Who has won more races than any other rider so far in 2018, yet has never won Amstel Gold Race in 11 tries? Alejandro Valverde.
The ageless Spanish star, who turns 38 next week, returns to the race that’s proven most elusive for the Movistar captain who already counts nine wins on his palmares this season.
Despite dominating the Ardennes for much of his career, the stubby climbs and narrow roads of the nearby Limburg region in southern Holland have proven too complicated for Valverde.
“I’ve been close before,” Valverde said in an earlier interview. “Sometimes it’s a question of luck. Of course, I would like to win it. It’s one that’s missing.”
Of the major one-day races he’s started in his career, Amstel Gold Race — along with the world championships — is the one that’s proven most elusive. In 11 career starts, he’s been twice second (in 2013 and 2015) and once third in 2008.
Amstel Gold Race is renowned for its narrow roads and explosive climbs. Positioning is key as crashes invariably break up the peloton. The route has changed over the arc of Valverde’s career, and there are more changes in store for this year’s 53rd edition of the Dutch classic.

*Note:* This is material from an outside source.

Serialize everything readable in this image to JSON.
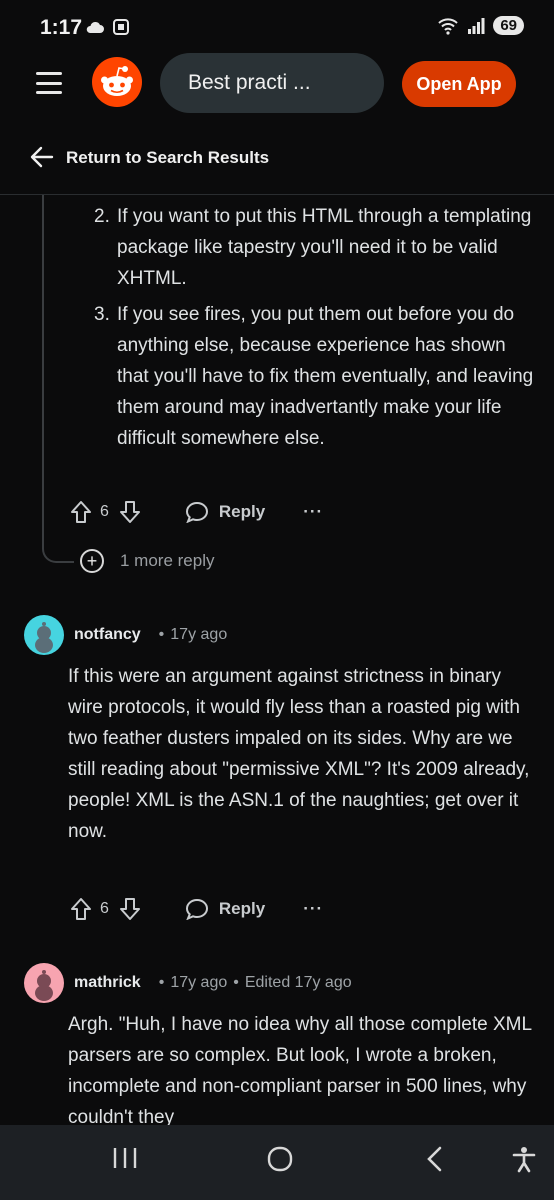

“The final has changed again, so we will have narrower roads in the last kilometers, which can play in favor of the breakaway,” said sport director Wilfried Peeters of rival team Quick-Step. “Staying at the front will be important as the roads make it hard to organize a chase. Amstel is one of those races where you have to be ‘awake’ at all the right times and there will be a lot of fighting for position.”
While Quick-Step returns with a deep classics team led by defending champion Philippe Gilbert and Tour of Flanders winner Niki Terpstra, Valverde will see solid support. Mikel Landa, Carlos Betancur, Winner Anacona, Andrey Amador, Imanol Erviti, and JJ Rojas will back Valverde on Sunday.
With many top names coming out of the cobblestone classics, including Peter Sagan (Bora-Hansgrohe), Greg Van Avermaet (BMC Racing), and Terpstra, it will be the only major clash between the cobblestone riders and the Ardennes specialists. Many of the top Flemish classics riders are ending their spring campaign Sunday.
While he might not be the five-star favorite at Amstel, Valverde certainly will be in the Ardennes. He’s won Flèche Wallonne five times, including the past four in a row. And he’s won Liège-Bastogne-Liège four times, just one short of Eddy Merckx’s record.
“I have to adapt every year,” Valverde said, “depending on the race conditions and on what my rivals have been doing. If I am at the front with 200m to 250m to go, I am very hard to beat.”
Valverde clearly loves racing in the Ardennes. He’s started Liège and Flèche some 12 times respectively during his career. He’s only raced the GP Miguel Indurain more with 13 starts there. He won that Spanish race for his second time at the end of March.
The other monument ideally suited for the Valverde — the Giro di Lombardia held in Italy each fall — has also proven hard to knock off. In seven starts, he’s twice been runner-up, in 2013 and 2014.
Valverde is enjoying the best spring of his career despite nearly seeing his career end with a devastating crash in the first day of last year’s Tour de France. With nine wins across 25 days of racing, he’s won stages and the overall in all three stage races he’s started — Valenciana, Abu Dhabi, and Catalunya — and won one of the eight one-day races he’s started.
After racing Dwars door Vlaanderen (11th) and previewing this week the decisive cobblestone sectors that will be featured in stage nine of this year’s Tour de France, Valverde looks primed for the most important week of his spring calendar.
Sunday’s Amstel Gold Race will be Valverde’s biggest challenge as he already knows the winning recipe at Flèche and Liège.